[[ Records for this exercise, beginning ]]
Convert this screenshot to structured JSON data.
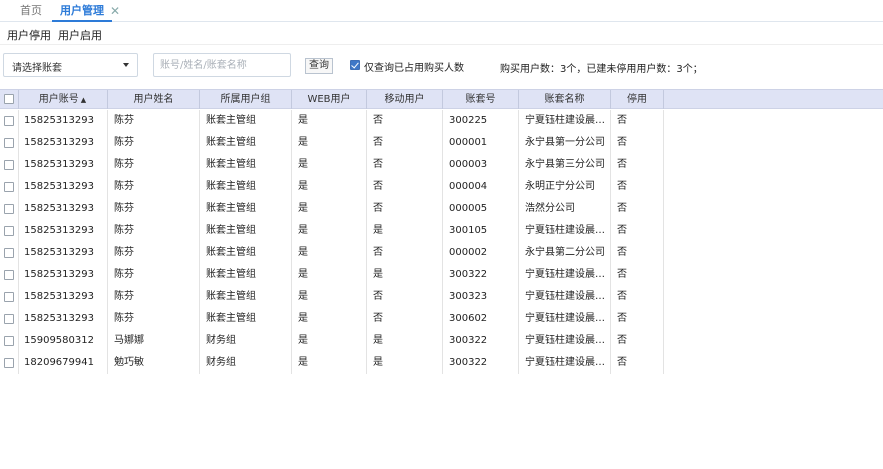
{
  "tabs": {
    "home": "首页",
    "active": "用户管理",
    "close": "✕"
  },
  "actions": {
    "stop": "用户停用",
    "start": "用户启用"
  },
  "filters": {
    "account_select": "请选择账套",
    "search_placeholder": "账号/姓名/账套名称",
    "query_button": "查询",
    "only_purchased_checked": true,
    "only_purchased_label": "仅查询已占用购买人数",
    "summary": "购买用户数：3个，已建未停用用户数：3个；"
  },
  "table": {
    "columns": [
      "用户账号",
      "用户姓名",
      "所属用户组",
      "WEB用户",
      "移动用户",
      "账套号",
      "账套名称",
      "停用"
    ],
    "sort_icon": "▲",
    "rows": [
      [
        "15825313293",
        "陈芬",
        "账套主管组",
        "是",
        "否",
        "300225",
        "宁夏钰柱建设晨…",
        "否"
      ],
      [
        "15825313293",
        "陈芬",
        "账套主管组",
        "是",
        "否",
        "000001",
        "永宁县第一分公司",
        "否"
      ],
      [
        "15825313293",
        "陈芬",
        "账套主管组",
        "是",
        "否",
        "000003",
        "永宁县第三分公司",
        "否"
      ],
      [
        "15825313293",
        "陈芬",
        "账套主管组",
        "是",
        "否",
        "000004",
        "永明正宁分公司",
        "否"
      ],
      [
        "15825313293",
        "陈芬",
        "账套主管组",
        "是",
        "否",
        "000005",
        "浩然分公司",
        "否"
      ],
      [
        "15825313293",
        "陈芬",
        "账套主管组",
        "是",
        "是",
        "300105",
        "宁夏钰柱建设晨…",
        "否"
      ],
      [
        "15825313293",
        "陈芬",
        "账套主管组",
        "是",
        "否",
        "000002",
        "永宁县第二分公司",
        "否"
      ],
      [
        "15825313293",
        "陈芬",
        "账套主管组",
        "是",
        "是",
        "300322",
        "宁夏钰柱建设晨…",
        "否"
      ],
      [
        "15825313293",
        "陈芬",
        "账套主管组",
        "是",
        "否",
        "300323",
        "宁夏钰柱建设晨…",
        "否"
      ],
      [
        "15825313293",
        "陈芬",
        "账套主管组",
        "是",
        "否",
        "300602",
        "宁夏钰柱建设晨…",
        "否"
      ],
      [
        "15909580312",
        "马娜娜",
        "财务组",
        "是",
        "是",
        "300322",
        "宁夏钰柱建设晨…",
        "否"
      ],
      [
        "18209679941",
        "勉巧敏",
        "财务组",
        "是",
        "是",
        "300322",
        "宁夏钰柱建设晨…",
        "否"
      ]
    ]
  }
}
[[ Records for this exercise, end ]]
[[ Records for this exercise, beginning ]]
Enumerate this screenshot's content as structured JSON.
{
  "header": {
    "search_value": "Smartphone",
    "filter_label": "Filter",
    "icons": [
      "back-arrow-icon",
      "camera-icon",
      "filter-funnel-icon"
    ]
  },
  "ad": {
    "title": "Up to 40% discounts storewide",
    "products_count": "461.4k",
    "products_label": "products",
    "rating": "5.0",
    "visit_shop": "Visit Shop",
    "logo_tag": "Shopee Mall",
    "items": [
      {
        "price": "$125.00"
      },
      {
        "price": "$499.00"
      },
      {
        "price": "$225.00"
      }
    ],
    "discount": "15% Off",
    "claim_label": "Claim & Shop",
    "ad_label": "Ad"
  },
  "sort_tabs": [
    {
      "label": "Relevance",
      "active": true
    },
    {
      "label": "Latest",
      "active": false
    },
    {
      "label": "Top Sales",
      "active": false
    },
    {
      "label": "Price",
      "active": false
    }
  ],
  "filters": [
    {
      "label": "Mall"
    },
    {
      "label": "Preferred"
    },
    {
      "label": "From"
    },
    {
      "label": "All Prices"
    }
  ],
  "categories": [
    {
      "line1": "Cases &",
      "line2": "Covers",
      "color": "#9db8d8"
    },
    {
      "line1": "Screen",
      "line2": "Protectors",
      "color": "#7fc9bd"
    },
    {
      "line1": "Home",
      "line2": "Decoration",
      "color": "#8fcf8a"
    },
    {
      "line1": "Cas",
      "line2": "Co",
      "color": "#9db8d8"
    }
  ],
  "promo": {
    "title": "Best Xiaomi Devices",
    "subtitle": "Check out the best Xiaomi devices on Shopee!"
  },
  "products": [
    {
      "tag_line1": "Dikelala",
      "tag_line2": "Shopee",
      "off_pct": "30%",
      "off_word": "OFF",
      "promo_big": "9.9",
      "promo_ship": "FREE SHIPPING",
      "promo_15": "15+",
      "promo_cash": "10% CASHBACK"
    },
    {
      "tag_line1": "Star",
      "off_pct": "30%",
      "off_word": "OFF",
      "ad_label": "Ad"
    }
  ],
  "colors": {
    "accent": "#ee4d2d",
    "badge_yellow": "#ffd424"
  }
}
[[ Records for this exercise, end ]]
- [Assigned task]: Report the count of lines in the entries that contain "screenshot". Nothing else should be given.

- [Response for this exercise]: 2